- What you are asked to do -
All of the data that appears below is to be given again precisely as written.

(Dataset rows describing interfaces)
==============================

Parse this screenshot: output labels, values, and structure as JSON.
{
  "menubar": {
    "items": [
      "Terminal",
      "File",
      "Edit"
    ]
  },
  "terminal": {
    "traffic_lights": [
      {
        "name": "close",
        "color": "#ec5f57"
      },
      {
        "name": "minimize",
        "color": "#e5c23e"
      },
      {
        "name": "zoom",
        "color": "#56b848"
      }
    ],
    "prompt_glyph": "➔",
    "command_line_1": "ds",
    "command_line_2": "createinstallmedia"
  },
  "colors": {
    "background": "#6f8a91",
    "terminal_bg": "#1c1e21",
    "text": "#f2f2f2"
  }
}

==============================

- Answer to this problem -
Parse this screenshot: output labels, values, and structure as JSON.
{
  "menubar": {
    "items": [
      "Terminal",
      "File",
      "Edit"
    ]
  },
  "terminal": {
    "traffic_lights": [
      {
        "name": "close",
        "color": "#ec5f57"
      },
      {
        "name": "minimize",
        "color": "#e5c23e"
      },
      {
        "name": "zoom",
        "color": "#56b848"
      }
    ],
    "prompt_glyph": "➔",
    "command_line_1": "ds",
    "command_line_2": "createinstallmedia"
  },
  "colors": {
    "background": "#6f8a91",
    "terminal_bg": "#1c1e21",
    "text": "#f2f2f2"
  }
}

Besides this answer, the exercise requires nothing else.